A Cox-based Risk Prediction Model for Early Detection of Cardiovascular Disease: Identification of Key Risk Factors for the Development of a 10-year CVD Risk Prediction
Background and Objective. Current cardiovascular disease (CVD) risk models are typically based on traditional laboratory-based predictors. The objective of this research was to identify key risk factors that affect the CVD risk prediction and to develop a 10-year CVD risk prediction model using the identified risk factors. Methods. A Cox proportional hazard regression method was applied to generate the proposed risk model.

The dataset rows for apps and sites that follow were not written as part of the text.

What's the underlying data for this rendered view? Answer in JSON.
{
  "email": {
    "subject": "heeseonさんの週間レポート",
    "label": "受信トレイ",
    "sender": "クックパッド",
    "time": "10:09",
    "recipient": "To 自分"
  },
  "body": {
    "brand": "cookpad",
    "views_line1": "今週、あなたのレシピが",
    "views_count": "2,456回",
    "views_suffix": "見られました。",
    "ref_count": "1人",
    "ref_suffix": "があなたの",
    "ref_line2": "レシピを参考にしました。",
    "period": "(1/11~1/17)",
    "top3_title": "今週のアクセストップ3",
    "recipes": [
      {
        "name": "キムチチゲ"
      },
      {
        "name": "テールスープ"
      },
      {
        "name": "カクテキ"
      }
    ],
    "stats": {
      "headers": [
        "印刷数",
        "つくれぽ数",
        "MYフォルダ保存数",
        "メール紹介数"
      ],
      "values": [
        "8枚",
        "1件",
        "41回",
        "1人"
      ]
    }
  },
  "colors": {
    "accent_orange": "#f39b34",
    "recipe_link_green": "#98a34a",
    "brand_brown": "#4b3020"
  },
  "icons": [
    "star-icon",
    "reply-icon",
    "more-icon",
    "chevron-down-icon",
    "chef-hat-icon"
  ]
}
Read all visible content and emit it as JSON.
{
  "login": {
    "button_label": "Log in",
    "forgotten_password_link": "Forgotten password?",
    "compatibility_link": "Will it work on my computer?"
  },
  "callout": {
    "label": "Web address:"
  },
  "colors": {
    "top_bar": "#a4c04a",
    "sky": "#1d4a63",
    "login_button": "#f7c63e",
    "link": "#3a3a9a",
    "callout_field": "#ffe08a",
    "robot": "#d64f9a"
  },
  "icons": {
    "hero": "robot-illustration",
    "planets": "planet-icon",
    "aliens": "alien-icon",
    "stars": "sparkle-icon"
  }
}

We used the dataset from Framingham Original Cohort of 5079 men and women aged 30-62 years, who had no overt symptoms of CVD at the baseline; among the selected cohort 3189 had a CVD event. Results. A 10-year CVD risk model based on multiple risk factors (such as age, sex, body mass index (BMI), hypertension, systolic blood pressure (SBP), cigarettes per day, pulse rate, and diabetes) was developed in which heart rate was identified as one of the novel risk factors. The proposed model achieved a good discrimination and calibration ability with C-index (receiver operating characteristic (ROC)) being 0.71 in the validation dataset. We validated the model via statistical and empirical validation. Conclusion. The proposed CVD risk prediction model is based on standard risk factors, which could help reduce the cost and time required for conducting the clinical/laboratory tests. Healthcare providers, clinicians, and patients can use this tool to see the 10-year risk of CVD for an individual. Heart rate was incorporated as a novel predictor, which extends the predictive ability of the past existing risk equations.